1. Location, ( literally GPS or address) I always grab a quick GPS location on my iPhone. I do this so it is easy to go back to this place in the future or if I am working with others I can send them the location in google maps so they can easily find it. I also meet a lot of other nature photographers out on trails and it's nice to be able to help them find new exciting locations.
2. Light, look around for issues regarding light. Will a setting sun be to bright to shot in the direction you will be set up? You might need to try sun rise. Are you in thick tree canopy and need the sun to be overhead to give you the best chance for proper exposure? Again a smartphone compass is a great tool that almost everyone has on them at all times.
3. Climate, here in FL we deal with bad rain storms almost daily. I know that between 2pm and 5pm during the summer I need to make sure I have a plan in place to deal with storms. Or that in the winter months our high water table causes thick fog in the early morning hours. Researching things like this will also help in determining the direction you want to take in telling the story with your shot.
4. Terrain, when scouting a location take carful note of the terrain you will be shooting in and anything along the trail you will be traveling to get there. When planing a shoot the gear you bring will be drastically different if you need to hall it 18 miles up mountains and across rivers, And being prepared when you get there is a must. Tripods, filters, lens, cards, remote shutter, rain gear, water... This stuff gets heavy don't overload with stuff you will not use, plan the shoot and shoot the plan!

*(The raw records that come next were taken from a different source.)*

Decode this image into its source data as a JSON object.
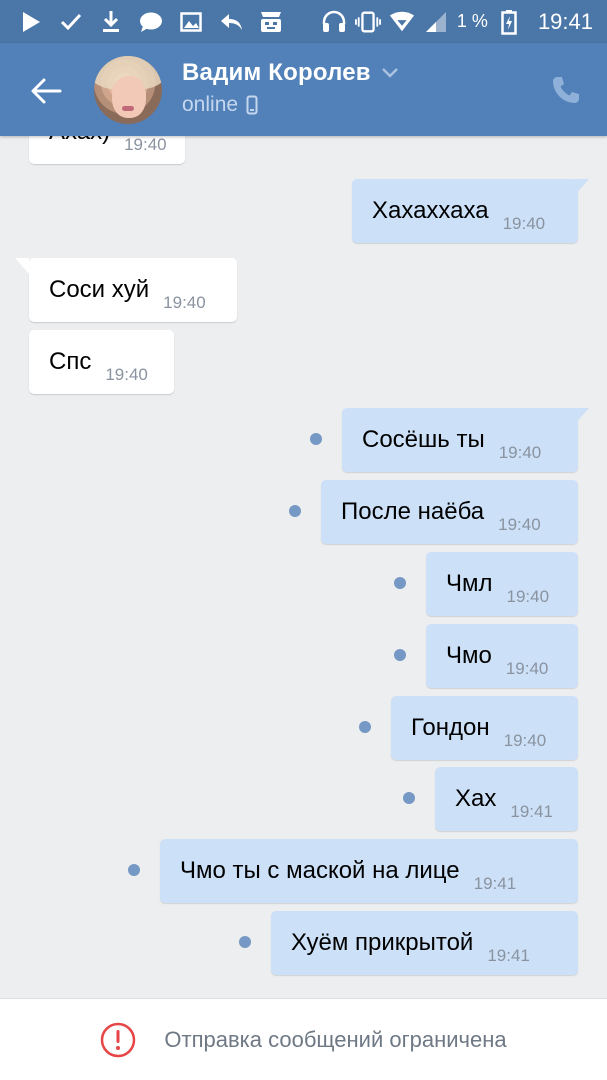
{
  "status_bar": {
    "battery_percent": "1 %",
    "time": "19:41",
    "icons_left": [
      "play-icon",
      "check-icon",
      "download-icon",
      "chat-bubble-icon",
      "image-icon",
      "reply-icon",
      "robot-icon"
    ],
    "icons_right": [
      "headset-icon",
      "vibrate-icon",
      "wifi-icon",
      "signal-icon",
      "battery-icon"
    ]
  },
  "header": {
    "contact_name": "Вадим Королев",
    "status": "online",
    "accent_color": "#5181b8"
  },
  "messages": [
    {
      "direction": "in",
      "text": "Ахах)",
      "time": "19:40"
    },
    {
      "direction": "out",
      "text": "Хахаххаха",
      "time": "19:40",
      "unread": false
    },
    {
      "direction": "in",
      "text": "Соси хуй",
      "time": "19:40"
    },
    {
      "direction": "in",
      "text": "Спс",
      "time": "19:40"
    },
    {
      "direction": "out",
      "text": "Сосёшь ты",
      "time": "19:40",
      "unread": true
    },
    {
      "direction": "out",
      "text": "После наёба",
      "time": "19:40",
      "unread": true
    },
    {
      "direction": "out",
      "text": "Чмл",
      "time": "19:40",
      "unread": true
    },
    {
      "direction": "out",
      "text": "Чмо",
      "time": "19:40",
      "unread": true
    },
    {
      "direction": "out",
      "text": "Гондон",
      "time": "19:40",
      "unread": true
    },
    {
      "direction": "out",
      "text": "Хах",
      "time": "19:41",
      "unread": true
    },
    {
      "direction": "out",
      "text": "Чмо ты с маской на лице",
      "time": "19:41",
      "unread": true
    },
    {
      "direction": "out",
      "text": "Хуём прикрытой",
      "time": "19:41",
      "unread": true
    }
  ],
  "bottom_bar": {
    "notice": "Отправка сообщений ограничена",
    "notice_icon": "error-icon"
  }
}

All of these factors will come in to play when out on the trail. I don't plan out every photo, sometimes they come by chance. But when you find a great location and really want to make that capture special. Take the time to plan and give you image the best chance of being the one you have in your mind.